| Task instructions |
Only the number is wanted: how many lines of the listing below contain "Volts"?

| Working data |

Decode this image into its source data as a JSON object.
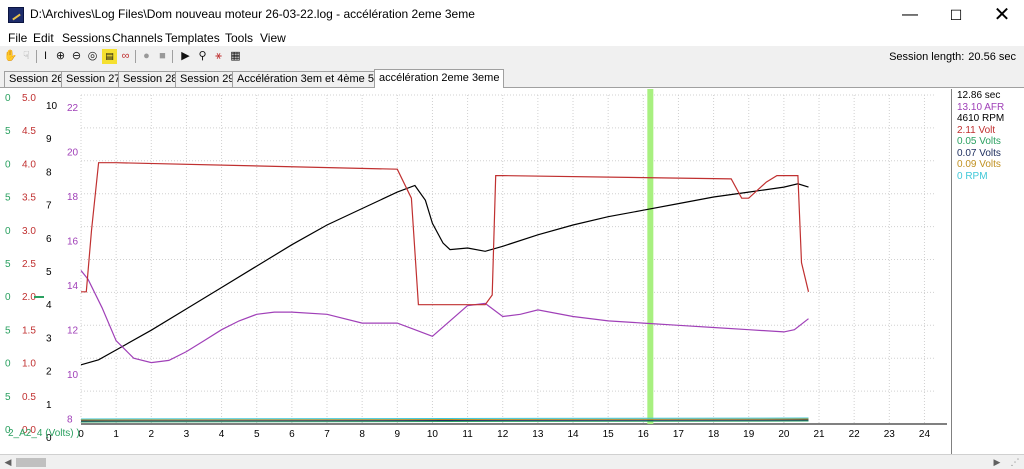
{
  "window": {
    "title": "D:\\Archives\\Log Files\\Dom nouveau moteur 26-03-22.log - accélération 2eme 3eme",
    "minimize": "—",
    "maximize": "☐",
    "close": "✕"
  },
  "menu": [
    "File",
    "Edit",
    "Sessions",
    "Channels",
    "Templates",
    "Tools",
    "View"
  ],
  "toolbar": {
    "icons": [
      "hand-icon",
      "pan-icon",
      "cursor-icon",
      "zoom-in-icon",
      "zoom-out-icon",
      "zoom-fit-icon",
      "note-icon",
      "binoculars-icon",
      "record-icon",
      "stop-icon",
      "play-icon",
      "find-icon",
      "chart-icon",
      "grid-icon"
    ],
    "session_length_label": "Session length:",
    "session_length_value": "20.56 sec"
  },
  "tabs": [
    {
      "label": "Session 26",
      "active": false
    },
    {
      "label": "Session 27",
      "active": false
    },
    {
      "label": "Session 28",
      "active": false
    },
    {
      "label": "Session 29",
      "active": false
    },
    {
      "label": "Accélération 3em et 4ème 5000",
      "active": false
    },
    {
      "label": "accélération 2eme 3eme",
      "active": true
    }
  ],
  "plot": {
    "x_ticks": [
      "0",
      "1",
      "2",
      "3",
      "4",
      "5",
      "6",
      "7",
      "8",
      "9",
      "10",
      "11",
      "12",
      "13",
      "14",
      "15",
      "16",
      "17",
      "18",
      "19",
      "20",
      "21",
      "22",
      "23",
      "24"
    ],
    "cursor_time": 16.2,
    "bottom_label": "2_A2_4 (Volts) )",
    "axis_green": [
      "0",
      "5",
      "0",
      "5",
      "0",
      "5",
      "0",
      "5",
      "0",
      "5",
      "0",
      "5"
    ],
    "axis_red": [
      "5.0",
      "4.5",
      "4.0",
      "3.5",
      "3.0",
      "2.5",
      "2.0",
      "1.5",
      "1.0",
      "0.5",
      "0.0"
    ],
    "axis_black": [
      "10",
      "9",
      "8",
      "7",
      "6",
      "5",
      "4",
      "3",
      "2",
      "1",
      "0"
    ],
    "axis_purple": [
      "22",
      "20",
      "18",
      "16",
      "14",
      "12",
      "10",
      "8"
    ]
  },
  "chart_data": {
    "type": "line",
    "xlabel": "",
    "x_range": [
      0,
      24.3
    ],
    "grid": true,
    "series": [
      {
        "name": "RPM",
        "color": "#000000",
        "axis": [
          0,
          10
        ],
        "x": [
          0,
          0.5,
          1,
          2,
          3,
          4,
          5,
          6,
          7,
          8,
          9,
          9.5,
          9.8,
          10,
          10.3,
          10.5,
          11,
          11.5,
          12,
          13,
          14,
          15,
          16,
          17,
          18,
          19,
          20,
          20.4,
          20.7
        ],
        "y": [
          1.8,
          1.95,
          2.25,
          2.85,
          3.5,
          4.15,
          4.8,
          5.45,
          6.05,
          6.55,
          7.05,
          7.25,
          6.8,
          6.1,
          5.5,
          5.3,
          5.35,
          5.25,
          5.4,
          5.75,
          6.05,
          6.3,
          6.5,
          6.7,
          6.9,
          7.05,
          7.2,
          7.3,
          7.2
        ]
      },
      {
        "name": "AFR",
        "color": "#a040b8",
        "axis": [
          8,
          23
        ],
        "x": [
          0,
          0.2,
          0.6,
          1,
          1.5,
          2,
          2.5,
          3,
          3.5,
          4,
          4.5,
          5,
          5.5,
          6,
          7,
          8,
          9,
          9.5,
          10,
          10.5,
          11,
          11.5,
          12,
          12.5,
          13,
          14,
          15,
          16,
          17,
          18,
          19,
          20,
          20.3,
          20.7
        ],
        "y": [
          15.0,
          14.6,
          13.3,
          11.8,
          11.0,
          10.8,
          10.9,
          11.3,
          11.8,
          12.3,
          12.7,
          13.0,
          13.1,
          13.1,
          13.0,
          12.6,
          12.6,
          12.3,
          12.0,
          12.7,
          13.4,
          13.5,
          12.9,
          13.0,
          13.2,
          12.9,
          12.7,
          12.6,
          12.5,
          12.4,
          12.3,
          12.2,
          12.3,
          12.8
        ]
      },
      {
        "name": "Volt",
        "color": "#c03030",
        "axis": [
          0,
          5.1
        ],
        "x": [
          0,
          0.15,
          0.3,
          0.5,
          1,
          9,
          9.4,
          9.6,
          11.5,
          11.7,
          11.8,
          12,
          18.5,
          18.8,
          19,
          19.5,
          19.8,
          20.4,
          20.5,
          20.7
        ],
        "y": [
          2.05,
          2.05,
          3.0,
          4.05,
          4.05,
          3.95,
          3.5,
          1.85,
          1.85,
          2.0,
          3.85,
          3.85,
          3.8,
          3.5,
          3.5,
          3.75,
          3.85,
          3.85,
          2.5,
          2.05
        ]
      }
    ]
  },
  "legend": [
    {
      "label": "12.86 sec",
      "color": "#000000"
    },
    {
      "label": "13.10 AFR",
      "color": "#a040b8"
    },
    {
      "label": "4610 RPM",
      "color": "#000000"
    },
    {
      "label": "2.11 Volt",
      "color": "#c03030"
    },
    {
      "label": "0.05 Volts",
      "color": "#2aa060"
    },
    {
      "label": "0.07 Volts",
      "color": "#203060"
    },
    {
      "label": "0.09 Volts",
      "color": "#c09020"
    },
    {
      "label": "0 RPM",
      "color": "#40c8d8"
    }
  ],
  "colors": {
    "axis_green": "#2aa060",
    "axis_red": "#c03030",
    "axis_black": "#000000",
    "axis_purple": "#a040b8",
    "cursor": "#a8f080",
    "grid": "#d0d0d0"
  }
}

| Result |
4